_Records provided_

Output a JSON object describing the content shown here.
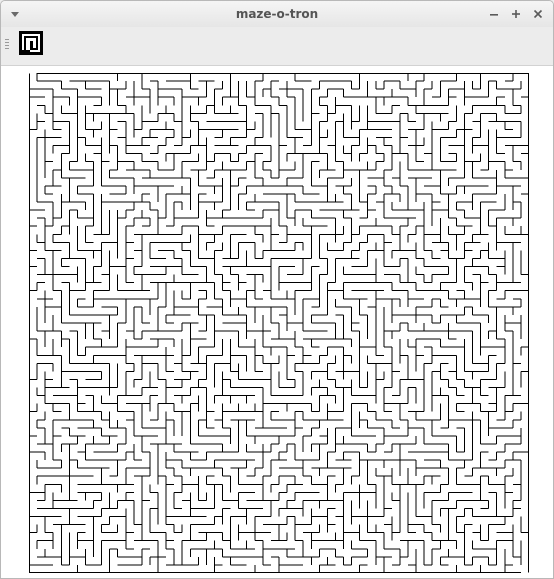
{
  "window": {
    "title": "maze-o-tron"
  },
  "icons": {
    "window_menu": "chevron-down-icon",
    "minimize": "minimize-icon",
    "maximize": "maximize-icon",
    "close": "close-icon",
    "toolbar_grip": "grip-icon",
    "app_logo": "maze-logo-icon"
  },
  "maze": {
    "columns": 62,
    "rows": 62,
    "wall_color": "#000000",
    "background_color": "#ffffff"
  }
}
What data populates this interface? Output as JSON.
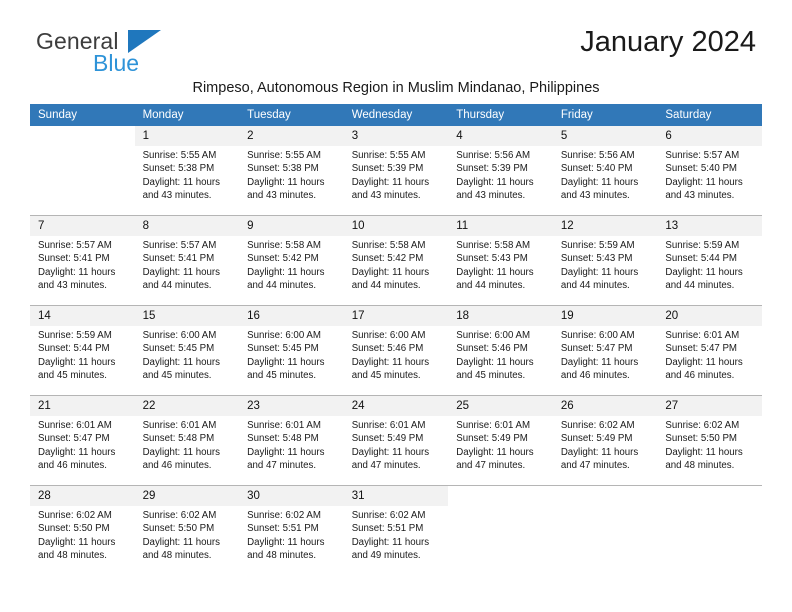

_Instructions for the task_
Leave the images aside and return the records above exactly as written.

_Final answer_
Output a JSON object describing the content shown here.
{
  "window": {
    "title": "maze-o-tron"
  },
  "icons": {
    "window_menu": "chevron-down-icon",
    "minimize": "minimize-icon",
    "maximize": "maximize-icon",
    "close": "close-icon",
    "toolbar_grip": "grip-icon",
    "app_logo": "maze-logo-icon"
  },
  "maze": {
    "columns": 62,
    "rows": 62,
    "wall_color": "#000000",
    "background_color": "#ffffff"
  }
}
What data populates this interface? Output as JSON.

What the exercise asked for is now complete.